Welcome to my weekly ‘Layman’s Lectionary’ series where I stumble my way through the liturgical year and share my layman’s opinions, doubts, fears, and hopes about modern culture and daily life as it corresponds to scripture.
Click here for Revised Common Lectionary readings.
I wish I had more time and theological expertise to unpack this one. I know there are prophecies from the Hebrew Bible being made manifest and a lot of other nuances going on that are beyond my layman’s proficiencies.
But Jesus is definitely having a mystical God-moment up on that mountain as his appearance changes from a shabbily-clad olive-skinned man to… a luminescent, flowing-robed God-Man. He even channels the prophets Moses and Elijah.

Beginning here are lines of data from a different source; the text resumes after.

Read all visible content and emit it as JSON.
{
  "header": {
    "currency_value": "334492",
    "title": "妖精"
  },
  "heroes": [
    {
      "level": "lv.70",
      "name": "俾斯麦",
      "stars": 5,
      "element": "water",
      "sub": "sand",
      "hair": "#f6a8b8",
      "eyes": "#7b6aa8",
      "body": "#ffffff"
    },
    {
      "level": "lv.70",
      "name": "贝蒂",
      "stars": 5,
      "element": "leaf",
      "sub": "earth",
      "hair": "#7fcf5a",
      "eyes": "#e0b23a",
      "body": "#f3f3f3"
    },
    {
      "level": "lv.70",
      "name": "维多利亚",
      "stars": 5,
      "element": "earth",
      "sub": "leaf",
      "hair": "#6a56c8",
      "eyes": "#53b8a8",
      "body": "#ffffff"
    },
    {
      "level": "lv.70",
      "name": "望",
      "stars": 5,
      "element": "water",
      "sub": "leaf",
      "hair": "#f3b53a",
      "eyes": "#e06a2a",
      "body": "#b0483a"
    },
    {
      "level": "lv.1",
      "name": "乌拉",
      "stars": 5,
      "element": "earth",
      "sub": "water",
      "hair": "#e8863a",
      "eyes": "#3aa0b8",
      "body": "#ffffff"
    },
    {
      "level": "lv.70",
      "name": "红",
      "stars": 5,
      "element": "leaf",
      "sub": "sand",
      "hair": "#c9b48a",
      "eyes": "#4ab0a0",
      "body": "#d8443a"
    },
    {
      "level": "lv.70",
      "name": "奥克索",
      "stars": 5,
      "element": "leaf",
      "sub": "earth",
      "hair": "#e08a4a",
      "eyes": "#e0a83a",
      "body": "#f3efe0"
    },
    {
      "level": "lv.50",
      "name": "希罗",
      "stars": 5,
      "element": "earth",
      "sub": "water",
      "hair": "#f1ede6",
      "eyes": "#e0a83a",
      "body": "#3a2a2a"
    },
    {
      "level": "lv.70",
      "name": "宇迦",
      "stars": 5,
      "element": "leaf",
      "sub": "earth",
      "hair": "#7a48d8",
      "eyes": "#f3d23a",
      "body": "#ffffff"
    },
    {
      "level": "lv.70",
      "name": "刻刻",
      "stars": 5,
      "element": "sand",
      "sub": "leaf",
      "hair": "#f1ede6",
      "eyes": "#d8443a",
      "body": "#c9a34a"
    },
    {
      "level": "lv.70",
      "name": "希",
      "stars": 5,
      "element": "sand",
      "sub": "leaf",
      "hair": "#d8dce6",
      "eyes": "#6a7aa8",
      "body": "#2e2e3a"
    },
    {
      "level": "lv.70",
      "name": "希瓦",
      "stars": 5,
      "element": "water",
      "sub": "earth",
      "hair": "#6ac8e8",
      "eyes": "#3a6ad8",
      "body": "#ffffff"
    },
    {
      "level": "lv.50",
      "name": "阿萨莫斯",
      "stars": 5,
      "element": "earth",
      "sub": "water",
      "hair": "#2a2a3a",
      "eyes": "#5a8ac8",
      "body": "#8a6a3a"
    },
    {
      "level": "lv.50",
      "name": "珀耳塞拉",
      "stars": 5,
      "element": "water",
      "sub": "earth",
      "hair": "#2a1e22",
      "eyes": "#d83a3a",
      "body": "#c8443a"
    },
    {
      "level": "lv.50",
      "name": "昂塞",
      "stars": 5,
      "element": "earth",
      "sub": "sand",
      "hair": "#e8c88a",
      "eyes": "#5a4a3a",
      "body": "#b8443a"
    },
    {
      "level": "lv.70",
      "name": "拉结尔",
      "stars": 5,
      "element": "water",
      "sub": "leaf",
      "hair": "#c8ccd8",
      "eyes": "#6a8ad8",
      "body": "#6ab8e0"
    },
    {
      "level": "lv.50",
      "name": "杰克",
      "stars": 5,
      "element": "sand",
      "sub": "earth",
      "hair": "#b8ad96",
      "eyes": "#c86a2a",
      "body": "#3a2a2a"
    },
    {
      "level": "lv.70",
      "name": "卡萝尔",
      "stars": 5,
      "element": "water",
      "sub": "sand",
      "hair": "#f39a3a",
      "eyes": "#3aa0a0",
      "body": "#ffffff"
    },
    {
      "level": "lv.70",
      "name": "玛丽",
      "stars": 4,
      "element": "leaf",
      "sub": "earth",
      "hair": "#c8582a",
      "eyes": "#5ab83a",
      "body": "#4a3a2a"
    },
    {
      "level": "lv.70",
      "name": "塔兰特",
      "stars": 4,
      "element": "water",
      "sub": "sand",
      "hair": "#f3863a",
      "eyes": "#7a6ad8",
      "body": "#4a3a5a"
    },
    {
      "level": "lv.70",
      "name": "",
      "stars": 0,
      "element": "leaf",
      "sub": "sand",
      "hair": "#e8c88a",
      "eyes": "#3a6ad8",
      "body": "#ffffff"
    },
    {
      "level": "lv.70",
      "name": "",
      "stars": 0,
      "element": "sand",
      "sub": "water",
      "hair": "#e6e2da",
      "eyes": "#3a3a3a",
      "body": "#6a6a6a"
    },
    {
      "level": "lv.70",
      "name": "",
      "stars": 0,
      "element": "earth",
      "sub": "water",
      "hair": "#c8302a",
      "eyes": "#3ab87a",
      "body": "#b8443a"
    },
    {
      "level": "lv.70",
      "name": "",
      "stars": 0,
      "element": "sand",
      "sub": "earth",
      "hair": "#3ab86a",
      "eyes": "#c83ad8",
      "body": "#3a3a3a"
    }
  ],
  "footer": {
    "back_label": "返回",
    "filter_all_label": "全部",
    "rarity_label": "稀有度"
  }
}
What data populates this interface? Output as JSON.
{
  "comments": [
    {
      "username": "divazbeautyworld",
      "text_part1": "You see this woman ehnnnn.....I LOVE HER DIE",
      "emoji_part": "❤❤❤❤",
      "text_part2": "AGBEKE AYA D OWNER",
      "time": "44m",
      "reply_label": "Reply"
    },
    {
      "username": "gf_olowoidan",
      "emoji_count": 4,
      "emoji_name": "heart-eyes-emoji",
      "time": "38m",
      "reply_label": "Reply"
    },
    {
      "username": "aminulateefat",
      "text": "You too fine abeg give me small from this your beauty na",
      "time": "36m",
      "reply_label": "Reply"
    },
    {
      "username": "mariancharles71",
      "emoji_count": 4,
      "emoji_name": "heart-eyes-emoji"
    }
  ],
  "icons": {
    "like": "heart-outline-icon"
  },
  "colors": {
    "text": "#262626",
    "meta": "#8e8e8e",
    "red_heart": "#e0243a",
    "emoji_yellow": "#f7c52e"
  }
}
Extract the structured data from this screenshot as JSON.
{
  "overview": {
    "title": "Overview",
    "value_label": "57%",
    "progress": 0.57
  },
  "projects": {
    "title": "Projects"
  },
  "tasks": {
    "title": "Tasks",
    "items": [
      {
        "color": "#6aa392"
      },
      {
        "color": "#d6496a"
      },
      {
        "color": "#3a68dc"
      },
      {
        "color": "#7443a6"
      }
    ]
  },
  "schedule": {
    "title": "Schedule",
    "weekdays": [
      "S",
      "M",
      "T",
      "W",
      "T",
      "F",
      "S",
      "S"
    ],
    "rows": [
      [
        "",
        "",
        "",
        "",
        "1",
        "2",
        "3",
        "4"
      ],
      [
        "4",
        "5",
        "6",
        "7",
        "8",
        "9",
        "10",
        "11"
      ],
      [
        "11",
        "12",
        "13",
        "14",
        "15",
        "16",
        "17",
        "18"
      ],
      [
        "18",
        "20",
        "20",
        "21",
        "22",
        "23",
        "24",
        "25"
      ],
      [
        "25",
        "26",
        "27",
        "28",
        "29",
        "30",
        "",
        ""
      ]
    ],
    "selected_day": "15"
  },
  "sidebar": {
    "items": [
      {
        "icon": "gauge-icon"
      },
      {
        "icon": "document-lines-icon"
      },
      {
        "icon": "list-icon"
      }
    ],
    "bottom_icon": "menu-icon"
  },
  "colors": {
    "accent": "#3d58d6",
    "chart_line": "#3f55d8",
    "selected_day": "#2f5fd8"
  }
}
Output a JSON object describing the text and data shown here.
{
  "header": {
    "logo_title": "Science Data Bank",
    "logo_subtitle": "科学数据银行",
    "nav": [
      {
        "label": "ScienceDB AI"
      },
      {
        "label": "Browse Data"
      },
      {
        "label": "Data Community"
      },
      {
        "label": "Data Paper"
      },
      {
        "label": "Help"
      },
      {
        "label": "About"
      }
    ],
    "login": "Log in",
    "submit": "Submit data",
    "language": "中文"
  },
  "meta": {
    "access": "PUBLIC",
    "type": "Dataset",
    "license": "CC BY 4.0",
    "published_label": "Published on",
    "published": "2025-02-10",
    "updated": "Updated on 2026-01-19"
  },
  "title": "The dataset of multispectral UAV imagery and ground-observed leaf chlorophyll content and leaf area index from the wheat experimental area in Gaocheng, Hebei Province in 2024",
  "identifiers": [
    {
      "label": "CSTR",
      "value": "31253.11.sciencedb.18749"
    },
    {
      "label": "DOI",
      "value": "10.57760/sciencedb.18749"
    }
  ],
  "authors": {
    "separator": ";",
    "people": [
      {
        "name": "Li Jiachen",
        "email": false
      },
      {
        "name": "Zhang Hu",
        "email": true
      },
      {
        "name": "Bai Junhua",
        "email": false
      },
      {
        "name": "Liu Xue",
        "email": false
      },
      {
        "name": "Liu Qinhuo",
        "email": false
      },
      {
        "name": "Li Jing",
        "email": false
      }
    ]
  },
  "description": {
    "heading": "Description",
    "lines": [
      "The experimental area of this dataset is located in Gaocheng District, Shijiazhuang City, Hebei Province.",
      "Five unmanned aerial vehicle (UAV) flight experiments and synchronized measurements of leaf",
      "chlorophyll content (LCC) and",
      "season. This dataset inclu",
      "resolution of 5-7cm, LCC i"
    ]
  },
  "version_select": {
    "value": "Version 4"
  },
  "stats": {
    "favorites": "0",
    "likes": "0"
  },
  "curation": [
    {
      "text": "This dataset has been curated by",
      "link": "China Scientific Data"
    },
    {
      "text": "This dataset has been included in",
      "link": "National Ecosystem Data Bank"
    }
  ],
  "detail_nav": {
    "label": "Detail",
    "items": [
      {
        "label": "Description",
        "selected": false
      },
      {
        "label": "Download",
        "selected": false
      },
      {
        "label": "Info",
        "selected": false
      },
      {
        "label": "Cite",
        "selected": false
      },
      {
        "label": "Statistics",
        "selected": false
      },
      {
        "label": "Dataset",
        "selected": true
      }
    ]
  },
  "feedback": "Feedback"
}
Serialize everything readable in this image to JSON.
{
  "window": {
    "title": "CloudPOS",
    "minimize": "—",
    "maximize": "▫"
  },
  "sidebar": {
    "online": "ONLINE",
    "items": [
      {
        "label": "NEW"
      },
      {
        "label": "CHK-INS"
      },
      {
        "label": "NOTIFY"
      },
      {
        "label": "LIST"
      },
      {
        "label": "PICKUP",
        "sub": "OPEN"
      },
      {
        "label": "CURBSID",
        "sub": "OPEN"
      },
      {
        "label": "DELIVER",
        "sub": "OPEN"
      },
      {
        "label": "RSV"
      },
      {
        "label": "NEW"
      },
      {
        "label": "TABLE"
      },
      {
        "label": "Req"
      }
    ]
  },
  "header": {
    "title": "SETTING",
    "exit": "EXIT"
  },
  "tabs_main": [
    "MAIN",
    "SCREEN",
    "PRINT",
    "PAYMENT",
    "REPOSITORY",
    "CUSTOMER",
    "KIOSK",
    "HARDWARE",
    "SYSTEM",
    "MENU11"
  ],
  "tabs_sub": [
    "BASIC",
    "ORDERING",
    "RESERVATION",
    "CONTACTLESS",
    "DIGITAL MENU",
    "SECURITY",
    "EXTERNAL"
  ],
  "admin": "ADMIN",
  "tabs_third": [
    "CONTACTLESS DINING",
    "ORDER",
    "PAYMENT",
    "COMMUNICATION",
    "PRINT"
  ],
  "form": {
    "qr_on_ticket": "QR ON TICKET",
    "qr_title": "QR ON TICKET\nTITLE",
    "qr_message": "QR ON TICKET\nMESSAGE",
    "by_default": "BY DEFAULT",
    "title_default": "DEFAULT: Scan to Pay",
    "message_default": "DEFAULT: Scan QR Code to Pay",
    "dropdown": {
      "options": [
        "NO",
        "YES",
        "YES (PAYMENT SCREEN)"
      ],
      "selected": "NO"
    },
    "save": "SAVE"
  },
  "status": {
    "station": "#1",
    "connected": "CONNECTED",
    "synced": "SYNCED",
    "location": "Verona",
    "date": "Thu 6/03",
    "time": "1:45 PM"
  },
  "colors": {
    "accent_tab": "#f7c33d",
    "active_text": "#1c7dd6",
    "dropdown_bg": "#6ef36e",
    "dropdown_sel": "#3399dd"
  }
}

You know that Peter, James, and John — the disciples who accompanied him on that mountaintop — were straight-up frrrreaking out…
A radiant cloud appeared and they all felt the presence of God. A voice out of the cloud rang, “This is my Son, my Chosen; listen to him!”
This mystical God-moment marks the point before the descent. After this passage, Jesus shares — quite possibly — his most disturbing, shocking, and de-centering teaching of all. He’s about to reveal that he must suffer, die, and rise again — and that anyone who cares to join him must “deny themselves and take up their cross daily and follow me” (Luke 9:23).
Lent is upon us. A lot of harrowing stuff is about to go down back on level ground.
But why not delay it a little while? Why not bask in his God-granted and human-witnessed glory and be a supreme king for a while before swallowing the bitter medicine that awaits him at the bottom of that mountain?
I mean, really, why doesn’t Jesus just ride out his success? He’s totally winning right now!!
Instead, Jesus must move his feet one step at a time back down that mountain to the valley of the shadow of death. This God, who slipped into skin as a human, must die.
Because it’s not about worshipping a glorious glowing-white king. If so, the story would’ve stopped there.
But it doesn’t.
It keeps going.
The path of descent has just begun.
God has entered flesh
And now walks
Towards God’s own death.
But even that isn’t the end of the story.